All of the records must be restated exactly, with every line complete.

Dataset rows describing interfaces
Content starts

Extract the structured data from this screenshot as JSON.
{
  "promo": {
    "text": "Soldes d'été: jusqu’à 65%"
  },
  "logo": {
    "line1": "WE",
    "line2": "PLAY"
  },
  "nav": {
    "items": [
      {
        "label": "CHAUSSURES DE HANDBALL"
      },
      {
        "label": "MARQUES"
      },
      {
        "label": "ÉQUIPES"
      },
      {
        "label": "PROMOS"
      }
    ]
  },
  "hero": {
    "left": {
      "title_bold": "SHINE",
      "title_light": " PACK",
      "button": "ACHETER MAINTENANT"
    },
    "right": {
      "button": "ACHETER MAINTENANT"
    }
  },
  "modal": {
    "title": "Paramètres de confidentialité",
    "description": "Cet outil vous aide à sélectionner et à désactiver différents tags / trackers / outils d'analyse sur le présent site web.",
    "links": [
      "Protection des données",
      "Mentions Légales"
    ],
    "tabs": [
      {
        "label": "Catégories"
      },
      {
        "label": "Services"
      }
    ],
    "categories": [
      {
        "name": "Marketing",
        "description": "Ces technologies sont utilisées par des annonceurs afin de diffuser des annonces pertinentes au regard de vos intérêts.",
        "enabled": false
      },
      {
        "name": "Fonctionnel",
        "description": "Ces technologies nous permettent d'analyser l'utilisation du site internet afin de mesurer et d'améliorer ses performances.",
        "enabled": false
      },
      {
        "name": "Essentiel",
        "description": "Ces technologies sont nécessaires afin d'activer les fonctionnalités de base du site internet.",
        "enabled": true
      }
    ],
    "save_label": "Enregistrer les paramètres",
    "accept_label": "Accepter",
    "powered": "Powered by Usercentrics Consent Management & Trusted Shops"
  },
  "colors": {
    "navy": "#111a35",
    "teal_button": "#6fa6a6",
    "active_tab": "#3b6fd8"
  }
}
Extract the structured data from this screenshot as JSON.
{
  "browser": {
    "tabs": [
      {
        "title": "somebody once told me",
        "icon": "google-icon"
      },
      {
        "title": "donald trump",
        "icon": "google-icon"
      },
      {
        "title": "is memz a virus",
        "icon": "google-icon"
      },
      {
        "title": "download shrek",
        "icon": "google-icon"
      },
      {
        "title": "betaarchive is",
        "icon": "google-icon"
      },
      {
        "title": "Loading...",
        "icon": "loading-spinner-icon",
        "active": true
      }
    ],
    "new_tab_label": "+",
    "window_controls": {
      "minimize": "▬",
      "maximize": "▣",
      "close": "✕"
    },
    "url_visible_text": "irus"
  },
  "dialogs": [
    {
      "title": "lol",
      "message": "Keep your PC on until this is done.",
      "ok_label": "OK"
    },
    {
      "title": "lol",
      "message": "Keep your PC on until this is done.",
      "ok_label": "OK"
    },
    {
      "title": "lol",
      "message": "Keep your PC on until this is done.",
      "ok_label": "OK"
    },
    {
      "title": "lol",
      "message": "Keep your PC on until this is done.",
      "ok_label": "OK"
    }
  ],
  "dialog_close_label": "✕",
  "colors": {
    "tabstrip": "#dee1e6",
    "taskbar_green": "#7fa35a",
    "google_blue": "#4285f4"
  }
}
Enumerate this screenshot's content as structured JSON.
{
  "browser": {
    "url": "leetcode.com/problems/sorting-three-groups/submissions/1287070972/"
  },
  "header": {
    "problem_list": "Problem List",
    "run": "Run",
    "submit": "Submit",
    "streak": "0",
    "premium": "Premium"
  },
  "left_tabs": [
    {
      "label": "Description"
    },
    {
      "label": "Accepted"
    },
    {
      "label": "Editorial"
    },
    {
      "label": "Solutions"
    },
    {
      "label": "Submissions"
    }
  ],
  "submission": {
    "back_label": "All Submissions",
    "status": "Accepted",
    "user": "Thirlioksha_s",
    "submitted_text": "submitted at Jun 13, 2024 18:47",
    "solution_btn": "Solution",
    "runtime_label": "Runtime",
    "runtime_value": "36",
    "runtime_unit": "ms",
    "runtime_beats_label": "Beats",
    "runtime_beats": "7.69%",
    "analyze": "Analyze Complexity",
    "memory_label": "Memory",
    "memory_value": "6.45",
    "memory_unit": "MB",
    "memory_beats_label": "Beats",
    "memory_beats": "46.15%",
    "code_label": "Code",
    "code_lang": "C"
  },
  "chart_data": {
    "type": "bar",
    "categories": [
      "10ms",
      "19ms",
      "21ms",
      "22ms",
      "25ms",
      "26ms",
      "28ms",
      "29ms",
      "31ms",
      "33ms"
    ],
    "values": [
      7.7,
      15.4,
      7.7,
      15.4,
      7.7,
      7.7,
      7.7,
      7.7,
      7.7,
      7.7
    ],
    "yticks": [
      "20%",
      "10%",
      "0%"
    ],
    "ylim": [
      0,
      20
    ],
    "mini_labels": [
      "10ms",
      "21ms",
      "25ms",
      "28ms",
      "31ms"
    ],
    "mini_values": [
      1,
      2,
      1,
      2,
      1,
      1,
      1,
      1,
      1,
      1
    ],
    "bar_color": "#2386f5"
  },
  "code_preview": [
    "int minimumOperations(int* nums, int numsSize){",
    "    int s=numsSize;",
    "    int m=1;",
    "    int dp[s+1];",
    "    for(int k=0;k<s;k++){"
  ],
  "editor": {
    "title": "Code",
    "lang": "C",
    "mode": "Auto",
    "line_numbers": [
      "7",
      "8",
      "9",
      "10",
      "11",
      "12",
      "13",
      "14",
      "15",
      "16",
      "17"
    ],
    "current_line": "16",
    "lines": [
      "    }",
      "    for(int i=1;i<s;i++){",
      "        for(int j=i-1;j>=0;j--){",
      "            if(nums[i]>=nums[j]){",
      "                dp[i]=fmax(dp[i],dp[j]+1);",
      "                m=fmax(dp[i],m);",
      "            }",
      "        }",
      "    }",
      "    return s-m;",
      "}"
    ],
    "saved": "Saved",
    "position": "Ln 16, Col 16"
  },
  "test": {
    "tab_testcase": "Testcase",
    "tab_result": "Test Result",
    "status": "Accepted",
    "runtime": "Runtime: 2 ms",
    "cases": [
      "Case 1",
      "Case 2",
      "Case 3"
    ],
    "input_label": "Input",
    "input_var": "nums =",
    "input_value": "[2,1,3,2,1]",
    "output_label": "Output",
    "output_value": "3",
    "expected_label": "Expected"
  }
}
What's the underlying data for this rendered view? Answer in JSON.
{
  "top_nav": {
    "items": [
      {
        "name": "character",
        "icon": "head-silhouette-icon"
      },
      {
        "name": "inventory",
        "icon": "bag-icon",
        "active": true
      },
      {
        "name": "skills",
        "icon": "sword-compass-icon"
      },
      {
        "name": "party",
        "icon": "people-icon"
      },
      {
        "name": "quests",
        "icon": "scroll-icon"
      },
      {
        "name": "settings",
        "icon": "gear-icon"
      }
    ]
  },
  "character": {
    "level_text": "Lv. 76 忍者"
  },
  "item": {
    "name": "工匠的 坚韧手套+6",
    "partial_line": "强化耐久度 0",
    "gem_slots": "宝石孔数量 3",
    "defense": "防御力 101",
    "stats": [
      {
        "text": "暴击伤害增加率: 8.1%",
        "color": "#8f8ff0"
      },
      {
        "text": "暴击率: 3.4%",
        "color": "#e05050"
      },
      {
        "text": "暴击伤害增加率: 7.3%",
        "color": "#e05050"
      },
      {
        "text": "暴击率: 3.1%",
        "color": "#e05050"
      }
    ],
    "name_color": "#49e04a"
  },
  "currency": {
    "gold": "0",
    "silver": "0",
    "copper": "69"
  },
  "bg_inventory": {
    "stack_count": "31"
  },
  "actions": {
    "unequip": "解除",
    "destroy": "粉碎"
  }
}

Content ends

EXERCISE OUTPUT:
Extract the structured data from this screenshot as JSON.
{
  "promo": {
    "text": "Soldes d'été: jusqu’à 65%"
  },
  "logo": {
    "line1": "WE",
    "line2": "PLAY"
  },
  "nav": {
    "items": [
      {
        "label": "CHAUSSURES DE HANDBALL"
      },
      {
        "label": "MARQUES"
      },
      {
        "label": "ÉQUIPES"
      },
      {
        "label": "PROMOS"
      }
    ]
  },
  "hero": {
    "left": {
      "title_bold": "SHINE",
      "title_light": " PACK",
      "button": "ACHETER MAINTENANT"
    },
    "right": {
      "button": "ACHETER MAINTENANT"
    }
  },
  "modal": {
    "title": "Paramètres de confidentialité",
    "description": "Cet outil vous aide à sélectionner et à désactiver différents tags / trackers / outils d'analyse sur le présent site web.",
    "links": [
      "Protection des données",
      "Mentions Légales"
    ],
    "tabs": [
      {
        "label": "Catégories"
      },
      {
        "label": "Services"
      }
    ],
    "categories": [
      {
        "name": "Marketing",
        "description": "Ces technologies sont utilisées par des annonceurs afin de diffuser des annonces pertinentes au regard de vos intérêts.",
        "enabled": false
      },
      {
        "name": "Fonctionnel",
        "description": "Ces technologies nous permettent d'analyser l'utilisation du site internet afin de mesurer et d'améliorer ses performances.",
        "enabled": false
      },
      {
        "name": "Essentiel",
        "description": "Ces technologies sont nécessaires afin d'activer les fonctionnalités de base du site internet.",
        "enabled": true
      }
    ],
    "save_label": "Enregistrer les paramètres",
    "accept_label": "Accepter",
    "powered": "Powered by Usercentrics Consent Management & Trusted Shops"
  },
  "colors": {
    "navy": "#111a35",
    "teal_button": "#6fa6a6",
    "active_tab": "#3b6fd8"
  }
}
Extract the structured data from this screenshot as JSON.
{
  "browser": {
    "tabs": [
      {
        "title": "somebody once told me",
        "icon": "google-icon"
      },
      {
        "title": "donald trump",
        "icon": "google-icon"
      },
      {
        "title": "is memz a virus",
        "icon": "google-icon"
      },
      {
        "title": "download shrek",
        "icon": "google-icon"
      },
      {
        "title": "betaarchive is",
        "icon": "google-icon"
      },
      {
        "title": "Loading...",
        "icon": "loading-spinner-icon",
        "active": true
      }
    ],
    "new_tab_label": "+",
    "window_controls": {
      "minimize": "▬",
      "maximize": "▣",
      "close": "✕"
    },
    "url_visible_text": "irus"
  },
  "dialogs": [
    {
      "title": "lol",
      "message": "Keep your PC on until this is done.",
      "ok_label": "OK"
    },
    {
      "title": "lol",
      "message": "Keep your PC on until this is done.",
      "ok_label": "OK"
    },
    {
      "title": "lol",
      "message": "Keep your PC on until this is done.",
      "ok_label": "OK"
    },
    {
      "title": "lol",
      "message": "Keep your PC on until this is done.",
      "ok_label": "OK"
    }
  ],
  "dialog_close_label": "✕",
  "colors": {
    "tabstrip": "#dee1e6",
    "taskbar_green": "#7fa35a",
    "google_blue": "#4285f4"
  }
}
Enumerate this screenshot's content as structured JSON.
{
  "browser": {
    "url": "leetcode.com/problems/sorting-three-groups/submissions/1287070972/"
  },
  "header": {
    "problem_list": "Problem List",
    "run": "Run",
    "submit": "Submit",
    "streak": "0",
    "premium": "Premium"
  },
  "left_tabs": [
    {
      "label": "Description"
    },
    {
      "label": "Accepted"
    },
    {
      "label": "Editorial"
    },
    {
      "label": "Solutions"
    },
    {
      "label": "Submissions"
    }
  ],
  "submission": {
    "back_label": "All Submissions",
    "status": "Accepted",
    "user": "Thirlioksha_s",
    "submitted_text": "submitted at Jun 13, 2024 18:47",
    "solution_btn": "Solution",
    "runtime_label": "Runtime",
    "runtime_value": "36",
    "runtime_unit": "ms",
    "runtime_beats_label": "Beats",
    "runtime_beats": "7.69%",
    "analyze": "Analyze Complexity",
    "memory_label": "Memory",
    "memory_value": "6.45",
    "memory_unit": "MB",
    "memory_beats_label": "Beats",
    "memory_beats": "46.15%",
    "code_label": "Code",
    "code_lang": "C"
  },
  "chart_data": {
    "type": "bar",
    "categories": [
      "10ms",
      "19ms",
      "21ms",
      "22ms",
      "25ms",
      "26ms",
      "28ms",
      "29ms",
      "31ms",
      "33ms"
    ],
    "values": [
      7.7,
      15.4,
      7.7,
      15.4,
      7.7,
      7.7,
      7.7,
      7.7,
      7.7,
      7.7
    ],
    "yticks": [
      "20%",
      "10%",
      "0%"
    ],
    "ylim": [
      0,
      20
    ],
    "mini_labels": [
      "10ms",
      "21ms",
      "25ms",
      "28ms",
      "31ms"
    ],
    "mini_values": [
      1,
      2,
      1,
      2,
      1,
      1,
      1,
      1,
      1,
      1
    ],
    "bar_color": "#2386f5"
  },
  "code_preview": [
    "int minimumOperations(int* nums, int numsSize){",
    "    int s=numsSize;",
    "    int m=1;",
    "    int dp[s+1];",
    "    for(int k=0;k<s;k++){"
  ],
  "editor": {
    "title": "Code",
    "lang": "C",
    "mode": "Auto",
    "line_numbers": [
      "7",
      "8",
      "9",
      "10",
      "11",
      "12",
      "13",
      "14",
      "15",
      "16",
      "17"
    ],
    "current_line": "16",
    "lines": [
      "    }",
      "    for(int i=1;i<s;i++){",
      "        for(int j=i-1;j>=0;j--){",
      "            if(nums[i]>=nums[j]){",
      "                dp[i]=fmax(dp[i],dp[j]+1);",
      "                m=fmax(dp[i],m);",
      "            }",
      "        }",
      "    }",
      "    return s-m;",
      "}"
    ],
    "saved": "Saved",
    "position": "Ln 16, Col 16"
  },
  "test": {
    "tab_testcase": "Testcase",
    "tab_result": "Test Result",
    "status": "Accepted",
    "runtime": "Runtime: 2 ms",
    "cases": [
      "Case 1",
      "Case 2",
      "Case 3"
    ],
    "input_label": "Input",
    "input_var": "nums =",
    "input_value": "[2,1,3,2,1]",
    "output_label": "Output",
    "output_value": "3",
    "expected_label": "Expected"
  }
}
What's the underlying data for this rendered view? Answer in JSON.
{
  "top_nav": {
    "items": [
      {
        "name": "character",
        "icon": "head-silhouette-icon"
      },
      {
        "name": "inventory",
        "icon": "bag-icon",
        "active": true
      },
      {
        "name": "skills",
        "icon": "sword-compass-icon"
      },
      {
        "name": "party",
        "icon": "people-icon"
      },
      {
        "name": "quests",
        "icon": "scroll-icon"
      },
      {
        "name": "settings",
        "icon": "gear-icon"
      }
    ]
  },
  "character": {
    "level_text": "Lv. 76 忍者"
  },
  "item": {
    "name": "工匠的 坚韧手套+6",
    "partial_line": "强化耐久度 0",
    "gem_slots": "宝石孔数量 3",
    "defense": "防御力 101",
    "stats": [
      {
        "text": "暴击伤害增加率: 8.1%",
        "color": "#8f8ff0"
      },
      {
        "text": "暴击率: 3.4%",
        "color": "#e05050"
      },
      {
        "text": "暴击伤害增加率: 7.3%",
        "color": "#e05050"
      },
      {
        "text": "暴击率: 3.1%",
        "color": "#e05050"
      }
    ],
    "name_color": "#49e04a"
  },
  "currency": {
    "gold": "0",
    "silver": "0",
    "copper": "69"
  },
  "bg_inventory": {
    "stack_count": "31"
  },
  "actions": {
    "unequip": "解除",
    "destroy": "粉碎"
  }
}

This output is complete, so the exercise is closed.